Deutz, the man responsible for the duchess’ discovery, was a Jewish convert to Catholicism who gave up his former confidant for a small fortune. In the aftermath of the betrayal, according to Samuels, the duchess’ supporters came to view Deutz’s action as emblematic of modernity—in other words, a “symbol for the evils … ushered in by the French Revolution.”
Adds Samuels, “The story transformed resistance to modernity into a passion play with the Jew as villain and, in so doing, helped make anti-Semitism a key feature of right-wing ideology in France.”
The Broken Heart of America: St. Louis and the Violent History of the United States by Walter Johnson
As the geographic center of the United States of America, St. Louis has seen more than its fair share of historical happenings. In The Broken Heart of America, historian Walter Johnson traces the city’s evolution—including Lewis and Clark’s 1804 expedition, the Missouri Compromise, the 1857 Dred Scott decision, and the 2014 uprising in nearby Ferguson—from the nation’s “most radical city” to an urban center marred by racial inequality.

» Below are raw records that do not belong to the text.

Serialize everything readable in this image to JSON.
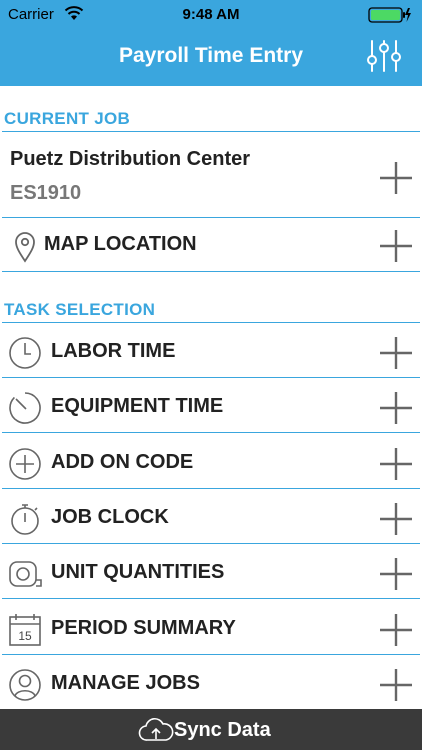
{
  "status_bar": {
    "carrier": "Carrier",
    "time": "9:48 AM"
  },
  "nav": {
    "title": "Payroll Time Entry",
    "settings_icon": "sliders-icon"
  },
  "current_job": {
    "section_label": "CURRENT JOB",
    "name": "Puetz Distribution Center",
    "code": "ES1910",
    "map_label": "MAP LOCATION"
  },
  "tasks": {
    "section_label": "TASK SELECTION",
    "items": [
      {
        "label": "LABOR TIME",
        "icon": "clock-icon"
      },
      {
        "label": "EQUIPMENT TIME",
        "icon": "timer-icon"
      },
      {
        "label": "ADD ON CODE",
        "icon": "plus-circle-icon"
      },
      {
        "label": "JOB CLOCK",
        "icon": "stopwatch-icon"
      },
      {
        "label": "UNIT QUANTITIES",
        "icon": "tape-measure-icon"
      },
      {
        "label": "PERIOD SUMMARY",
        "icon": "calendar-icon",
        "calendar_day": "15"
      },
      {
        "label": "MANAGE JOBS",
        "icon": "user-icon"
      }
    ]
  },
  "footer": {
    "sync_label": "Sync Data"
  },
  "colors": {
    "accent": "#3aa6de",
    "footer_bg": "#3a3a3a",
    "icon_gray": "#666666"
  }
}
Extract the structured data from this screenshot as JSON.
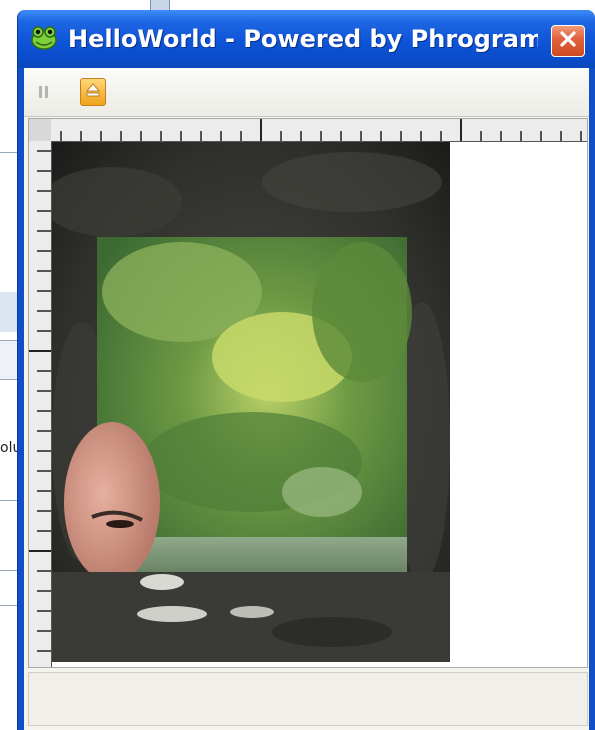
{
  "background_app": {
    "partial_text": "olu"
  },
  "window": {
    "title": "HelloWorld - Powered by Phrogram...",
    "icon": "frog-icon",
    "close_icon": "close-icon"
  },
  "toolbar": {
    "pause_icon": "pause-icon",
    "eject_icon": "eject-icon",
    "accent": "#f0a21a"
  },
  "canvas": {
    "image_icon": "photo-window-view"
  },
  "colors": {
    "titlebar": "#0d54d8",
    "close_button": "#e0603c",
    "client": "#f4f3ee"
  }
}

“The story of human geography of St. Louis is as much a story of ‘Black removal’—the serial destruction of Black neighborhoods and the transfer of their population according to the reigning model of profit and policing at any given moment—as of white flight,” writes Johnson in the book’s introduction.
Imperialism, capitalism and racism have long coalesced in St. Louis, but far from being a representative city at once torn between “east and west, north and south,” the historian argues, the Missouri capital has, in fact, “been the crucible of American history,” much of which has “unfolded from the juncture of empire and anti-Blackness in the city of St. Louis.”
Virginia Woolf’s A Room of One’s Own contains several sayings that have since become mainstays in the feminist lexicon. The 1929 essay’s title, for example, is commonly used to describe the privacy and independence needed to foster female creativity. Anonymous Is a Woman, a new offering from women’s rights expert Nina Ansary, derives its title from another oft-repeated Woolf quote: “I would venture to guess that Anon, who wrote so many poems without signing them, was often a woman.”
In keeping with the British writer’s line of thinking, Anonymous Is a Woman explores the stories of 50 female innovators whose accomplishments have been largely overlooked. Beginning with En Hedu-Anna, an Akkadian woman who was the world’s first known female astronomer, and ending with Alice Ball, a 20th-century American chemist who discovered a treatment for leprosy, the book uses short biographical sketches illustrated by artist Petra Dufkova to unravel 4,000 years of gender inequality. As Ansary writes in the book’s opening chapters, “It was a challenge to select only fifty women. … [D]espite formidable cultural barriers, women have developed their skills and talents, employed their intellect and creativity, and achieved distinction in diverse endeavors.”
Proceeds from the sale of Anonymous Is a Woman will be donated to the Center for Human Rights in Iran and the London School of Economics Centre for Women, Peace and Security.